§ **INSTRUCTIONS FOR THE TASK**
Output the data as it stands. Each line must match exactly.

--- START ---

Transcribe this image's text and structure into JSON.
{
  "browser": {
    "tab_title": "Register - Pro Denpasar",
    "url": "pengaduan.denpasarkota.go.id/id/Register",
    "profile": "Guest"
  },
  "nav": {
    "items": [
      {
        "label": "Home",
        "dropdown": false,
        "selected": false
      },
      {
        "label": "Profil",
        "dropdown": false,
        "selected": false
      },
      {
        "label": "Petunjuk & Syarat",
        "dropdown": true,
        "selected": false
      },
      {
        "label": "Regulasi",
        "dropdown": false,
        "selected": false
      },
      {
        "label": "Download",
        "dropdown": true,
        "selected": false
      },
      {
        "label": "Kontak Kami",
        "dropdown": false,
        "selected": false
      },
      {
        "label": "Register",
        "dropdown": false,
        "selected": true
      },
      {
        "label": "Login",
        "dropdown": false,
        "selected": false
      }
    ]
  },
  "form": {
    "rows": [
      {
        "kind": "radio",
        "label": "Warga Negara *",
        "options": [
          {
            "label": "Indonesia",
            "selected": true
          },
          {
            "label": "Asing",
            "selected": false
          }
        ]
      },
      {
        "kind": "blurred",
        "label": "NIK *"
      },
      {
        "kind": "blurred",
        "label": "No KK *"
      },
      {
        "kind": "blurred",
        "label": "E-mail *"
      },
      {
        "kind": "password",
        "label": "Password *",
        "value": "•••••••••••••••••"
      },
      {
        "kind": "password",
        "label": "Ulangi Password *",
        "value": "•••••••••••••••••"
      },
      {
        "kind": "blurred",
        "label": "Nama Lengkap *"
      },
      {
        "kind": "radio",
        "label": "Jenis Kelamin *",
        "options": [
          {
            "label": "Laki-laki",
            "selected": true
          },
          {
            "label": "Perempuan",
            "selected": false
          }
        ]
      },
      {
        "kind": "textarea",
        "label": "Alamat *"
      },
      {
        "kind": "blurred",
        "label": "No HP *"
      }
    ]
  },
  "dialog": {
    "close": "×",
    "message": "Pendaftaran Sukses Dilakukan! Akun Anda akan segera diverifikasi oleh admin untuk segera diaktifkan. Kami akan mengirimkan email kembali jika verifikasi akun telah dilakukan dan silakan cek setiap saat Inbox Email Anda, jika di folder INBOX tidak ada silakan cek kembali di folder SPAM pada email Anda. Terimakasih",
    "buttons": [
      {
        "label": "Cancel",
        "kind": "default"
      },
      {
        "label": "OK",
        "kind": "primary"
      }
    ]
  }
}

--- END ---

§ **WORKED SOLUTION**
Transcribe this image's text and structure into JSON.
{
  "browser": {
    "tab_title": "Register - Pro Denpasar",
    "url": "pengaduan.denpasarkota.go.id/id/Register",
    "profile": "Guest"
  },
  "nav": {
    "items": [
      {
        "label": "Home",
        "dropdown": false,
        "selected": false
      },
      {
        "label": "Profil",
        "dropdown": false,
        "selected": false
      },
      {
        "label": "Petunjuk & Syarat",
        "dropdown": true,
        "selected": false
      },
      {
        "label": "Regulasi",
        "dropdown": false,
        "selected": false
      },
      {
        "label": "Download",
        "dropdown": true,
        "selected": false
      },
      {
        "label": "Kontak Kami",
        "dropdown": false,
        "selected": false
      },
      {
        "label": "Register",
        "dropdown": false,
        "selected": true
      },
      {
        "label": "Login",
        "dropdown": false,
        "selected": false
      }
    ]
  },
  "form": {
    "rows": [
      {
        "kind": "radio",
        "label": "Warga Negara *",
        "options": [
          {
            "label": "Indonesia",
            "selected": true
          },
          {
            "label": "Asing",
            "selected": false
          }
        ]
      },
      {
        "kind": "blurred",
        "label": "NIK *"
      },
      {
        "kind": "blurred",
        "label": "No KK *"
      },
      {
        "kind": "blurred",
        "label": "E-mail *"
      },
      {
        "kind": "password",
        "label": "Password *",
        "value": "•••••••••••••••••"
      },
      {
        "kind": "password",
        "label": "Ulangi Password *",
        "value": "•••••••••••••••••"
      },
      {
        "kind": "blurred",
        "label": "Nama Lengkap *"
      },
      {
        "kind": "radio",
        "label": "Jenis Kelamin *",
        "options": [
          {
            "label": "Laki-laki",
            "selected": true
          },
          {
            "label": "Perempuan",
            "selected": false
          }
        ]
      },
      {
        "kind": "textarea",
        "label": "Alamat *"
      },
      {
        "kind": "blurred",
        "label": "No HP *"
      }
    ]
  },
  "dialog": {
    "close": "×",
    "message": "Pendaftaran Sukses Dilakukan! Akun Anda akan segera diverifikasi oleh admin untuk segera diaktifkan. Kami akan mengirimkan email kembali jika verifikasi akun telah dilakukan dan silakan cek setiap saat Inbox Email Anda, jika di folder INBOX tidak ada silakan cek kembali di folder SPAM pada email Anda. Terimakasih",
    "buttons": [
      {
        "label": "Cancel",
        "kind": "default"
      },
      {
        "label": "OK",
        "kind": "primary"
      }
    ]
  }
}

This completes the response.